Aside from the above factors, hemorrhoids can act as an obstruction, which compounds constipation.
Medical News Today also spoke with Dr. David Seltz, medical director for Ascendant Detox — a drug and alcohol detox center — who explained, “The swollen veins can block or slow down the passage of stool.”
The reverse — can constipation cause hemorrhoids?
The link between hemorrhoids and constipation goes both ways, as sometimes, constipation can cause hemorrhoids. This can happen in various ways.
Constipation and straining during bowel movements are common risk factors for hemorrhoids. Excessive abdominal pressure from both can stretch the small veins around the anus and rectum. The stretching reduces the elasticity in the veins, causing them to enlarge and swell with blood. When this happens, the veins have a high risk of fragility and blood clot formation.

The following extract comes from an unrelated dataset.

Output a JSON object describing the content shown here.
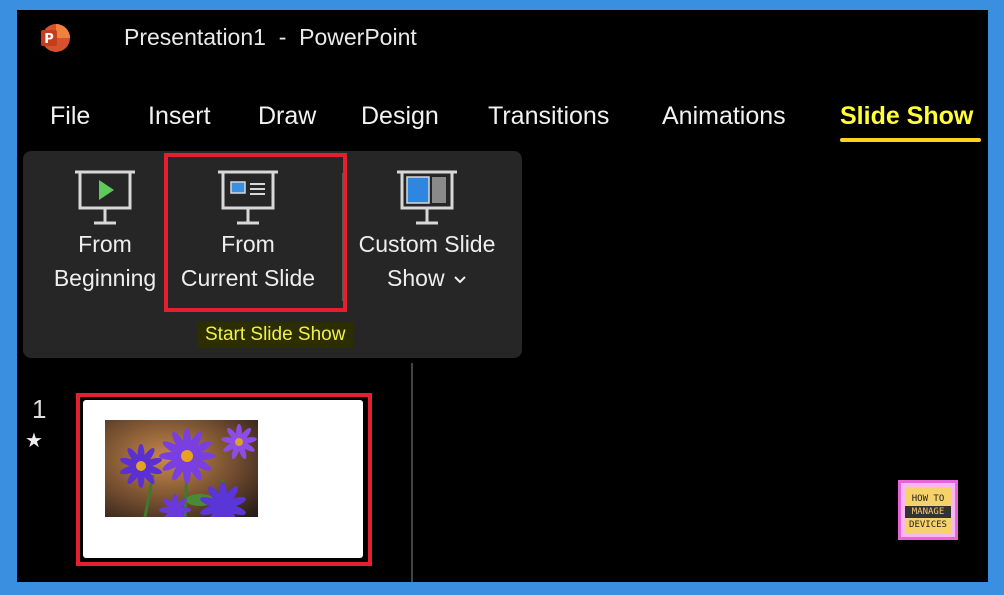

Treatment for hemorrhoid-related constipation differs slightly from the treatment for other causes of constipation. Dr. Adegbola suggests the following strategies to relieve constipation from hemorrhoids:
- “Increase fiber intake: Eating more fiber can help soften the stool, making it easier to pass. Individuals can get this from daily servings of fruits, vegetables, and whole grains. Taking some fiber supplements can provide extra convenience.
- Drink plenty of water: Staying hydrated is essential for softening stools and avoiding constipation.
- Exercise regularly: Physical activity can help stimulate bowel movements and prevent constipation.
- Take a sitz bath: A sitz bath involves soaking in a warm, shallow tub to help reduce pain and inflammation in the anal region. A daily soak for 10–15 minutes may be helpful.
- Use topical treatments: Over-the-counter creams, ointments, and suppositories can help relieve hemorrhoid symptoms and reduce pain and itching.”
Dr. Adegbola recommends the type of laxatives called stool softeners, which increase the amount of fat and water in the stool. “They can help ease bowel movements and reduce straining,” she said. “A person should talk with their doctor about which stool softener would be most beneficial for them.”
It is best to use laxatives only on a short-term basis and after other measures have not been effective. Any person with long-term constipation should consult a doctor.
Below are some answers to common questions on this topic:
Do hemorrhoids go away?
According to one source, the pain and swelling usually decrease in 2–7 days if a person uses nonsurgical treatment. It may take 4–6 weeks for a firm lump to recede.
Can constipation cause hemorrhoids to bleed?
Yes, constipation is one of the factors that may cause this.
“When stools are hard, they can be difficult and painful to pass,” said Dr. Seitz. “This increases pressure on the veins in the rectum and may cause them to swell and bleed. Straining during bowel movements will also put extra pressure on the veins, which can lead to bleeding.”
Can hemorrhoids affect bowel movements?
In addition to worsening constipation, hemorrhoids can affect bowel movements in another way.
“They can cause a feeling of fullness or pressure in the rectum due to the enlarged veins,” said Dr. Seitz. “This can trigger the need to have a bowel movement even after going to the bathroom.”
Several factors relating to hemorrhoids can cause or contribute to constipation. The associated discomfort with hemorrhoids can make passing stools more difficult, and the dread of pain can sometimes cause a person to delay going to the bathroom. Delaying bowel movements can lead to stool accumulation.
Also, hemorrhoids can block the passageway through which stools exit the body, worsening constipation.
Relief can come from drinking more water and consuming more fiber, such as fruits, vegetables, and whole grains. Over-the-counter ointments for hemorrhoids may also help. When such measures are ineffective, a person should talk with a doctor.